Scorpions are similar in appearance to large insects, but, because they have eight legs, are actually members of the arachnid class of the arthropod phylum, and as such are part of the same grouping that includes spiders, ticks and mites. Members of the Scorpionida order are characterized by a hollow, curved, venom-filled stinger at the tip of their metasoma, referred to commonly as their tail. Scorpions sting and kill their prey with this venom.
Scorpions have long been of interest to humans primarily because of their ability to give painful and sometimes life threatening stings. Scorpions are also an important and beneficial component of many ecosystems and they are one of the oldest known terrestrial arthropods. Fossil scorpions found in Paleozoic strata 430 million years old appear very similar to present day species.

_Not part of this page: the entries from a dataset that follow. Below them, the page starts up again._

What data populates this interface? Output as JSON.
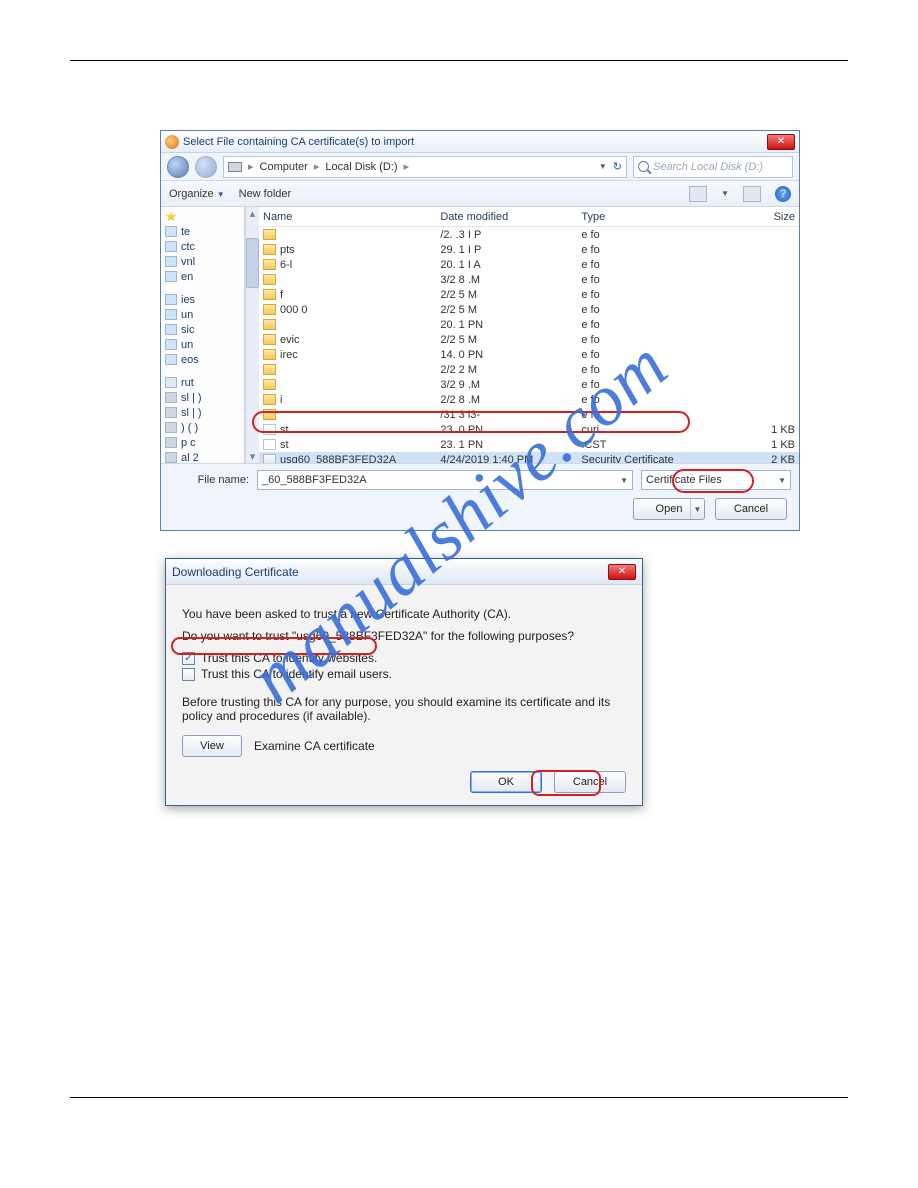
{
  "watermark": "manualshive.com",
  "file_dialog": {
    "title": "Select File containing CA certificate(s) to import",
    "breadcrumb": {
      "root": "Computer",
      "drive": "Local Disk (D:)"
    },
    "search_placeholder": "Search Local Disk (D:)",
    "toolbar": {
      "organize": "Organize",
      "new_folder": "New folder"
    },
    "columns": {
      "name": "Name",
      "date": "Date modified",
      "type": "Type",
      "size": "Size"
    },
    "tree": {
      "favorites": [
        "te",
        "ctc",
        "vnl",
        "en"
      ],
      "libraries_label": "ies",
      "libraries": [
        "un",
        "sic",
        "un",
        "eos"
      ],
      "computer": [
        "rut",
        "sl |   )",
        "sl |   )",
        ") (   )",
        "p    c",
        "al   2"
      ]
    },
    "rows": [
      {
        "icon": "folder",
        "name": "",
        "date": "/2.   .3   I P",
        "type": "e fo",
        "size": ""
      },
      {
        "icon": "folder",
        "name": "pts",
        "date": "29.   1   I P",
        "type": "e fo",
        "size": ""
      },
      {
        "icon": "folder",
        "name": "6-l",
        "date": "20.   1   I A",
        "type": "e fo",
        "size": ""
      },
      {
        "icon": "folder",
        "name": "",
        "date": "3/2   8   .M",
        "type": "e fo",
        "size": ""
      },
      {
        "icon": "folder",
        "name": "f",
        "date": "2/2   5   M",
        "type": "e fo",
        "size": ""
      },
      {
        "icon": "folder",
        "name": "000       0",
        "date": "2/2   5   M",
        "type": "e fo",
        "size": ""
      },
      {
        "icon": "folder",
        "name": "",
        "date": "20.   1   PN",
        "type": "e fo",
        "size": ""
      },
      {
        "icon": "folder",
        "name": "evic",
        "date": "2/2   5   M",
        "type": "e fo",
        "size": ""
      },
      {
        "icon": "folder",
        "name": "irec",
        "date": "14.   0   PN",
        "type": "e fo",
        "size": ""
      },
      {
        "icon": "folder",
        "name": "",
        "date": "2/2   2   M",
        "type": "e fo",
        "size": ""
      },
      {
        "icon": "folder",
        "name": "",
        "date": "3/2   9   .M",
        "type": "e fo",
        "size": ""
      },
      {
        "icon": "folder",
        "name": "i",
        "date": "2/2   8   .M",
        "type": "e fo",
        "size": ""
      },
      {
        "icon": "folder",
        "name": "",
        "date": "/31   3   i3-",
        "type": "e fo",
        "size": ""
      },
      {
        "icon": "file",
        "name": "st",
        "date": "23.   0   PN",
        "type": "curi",
        "size": "1 KB"
      },
      {
        "icon": "file",
        "name": "st",
        "date": "23.   1   PN",
        "type": ".CST",
        "size": "1 KB"
      },
      {
        "icon": "cert",
        "name": "usg60_588BF3FED32A",
        "date": "4/24/2019 1:40 PM",
        "type": "Security Certificate",
        "size": "2 KB",
        "selected": true
      }
    ],
    "filename_label": "File name:",
    "filename_value": "_60_588BF3FED32A",
    "filter_label": "Certificate Files",
    "open": "Open",
    "cancel": "Cancel"
  },
  "cert_dialog": {
    "title": "Downloading Certificate",
    "line1": "You have been asked to trust a new Certificate Authority (CA).",
    "line2": "Do you want to trust \"usg60_588BF3FED32A\" for the following purposes?",
    "opt_web": "Trust this CA to identify websites.",
    "opt_email": "Trust this CA to identify email users.",
    "note": "Before trusting this CA for any purpose, you should examine its certificate and its policy and procedures (if available).",
    "view": "View",
    "examine": "Examine CA certificate",
    "ok": "OK",
    "cancel": "Cancel"
  }
}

Dating back over 400 million years to the Silurian period, scorpions are represented today by thirteen recognized families. While some 1400 species and subspecies of scorpions have been described, only a small fraction are ever capable of killing medium-sized animals, and of those only 25 are known to be capable of killing humans. Scorpions mainly inhabit certain tropical and subtropical regions of the world, and are most commonly, although by no means exclusively, associated with desert biomes. Some species survive in temperate regions as well. Most scorpions range in size from 1 to 3 inches in length, the smallest species reach only about 1/2 inch, while the largest may grow to 6 inches. Scorpions are largely nocturnal, hiding in crevices or burrows or under objects during the day. Emerging mainly at night to feed, most scorpions prey on other arthropods, including insects and other small arthropods.
Classification of a Scorpion
Where are Scorpions Found
Scorpions are commonly thought of as desert animals, but in fact, they occur in many other habitats, including grasslands and savannahs, deciduous forests, montane pine forests, intertidal zones, rain forest and caves. Scorpions have even been found under snow-covered rocks at elevations of over 12,000 feet in the Himalayas of Asia.
How Toxic is Scorpion Venom
The largest prey normally killed by scorpions includes small lizards and mice. Regardless of the size of the scorpion, all Scorpionida venom is considered neurotoxic to some degree. This means that the scorpion can disable, and sometimes kill its prey using only its venom. Neurotoxic chemicals, when they enter the bloodstream of an animal, damage the nervous system, usually by disabling and/or killing neurons. Scorpion venom can thus incapacitate the various physiological systems in its victims, including the muscular, digestive and cardiovascular systems, and can even destroy brain cells.
The wound that results from the sting of one of the more venomous scorpion species usually results in considerable pain to human adults, and small children and the elderly are particularly susceptible to the venom.
Susceptibility to scorpion venom varies greatly between victim species. For instance, for “Latrodectus mactans tredecimgutttatus” venom, one study showed that half of guinea pigs tested died at dosage levels of only 0.075 mg/kg of body weight. On the other hand, it took 2.7 mg/kg of body weight, or 36 times more venom for the same body weight, to kill half of the cockroaches tested.
Symptoms of a Scropion Sting
Convulsions and seizures have been observed both in humans and in animals as a result of scorpion stings, and they are among the most troubling signs of serious neurotoxic poisoning. Convulsions are sometimes preceded or accompanied by trouble swallowing and/or breathing, blurred vision, increased salivation and/or swollen tongue. Among the most serious symptoms that accompany convulsions or seizures are sudden and drastic rises or drops in blood pressure, diarrhea, vomiting, heart palpitations and metabolic shock.
Certain milder symptoms can serve as warning signs that the nervous system has been attacked with neurotoxic venom. These include numbness and muscle twitching, including abnormal twitching of the eyes, neck and head, and can precede convulsions or persist as aftereffects when the highest level of toxicity has passed. The most severe cases of scorpion poisoning can result in a fading or total loss of consciousness, usually due to circulatory shock, in which the effective volume of blood is reduced. Shock can lead to a lowered amount of oxygen delivered by the arteries, as well as cardiac arrest.
An animal or human bitten by a spider will commonly exhibit several of these symptoms, including convulsions which, if left untreated, can result in death.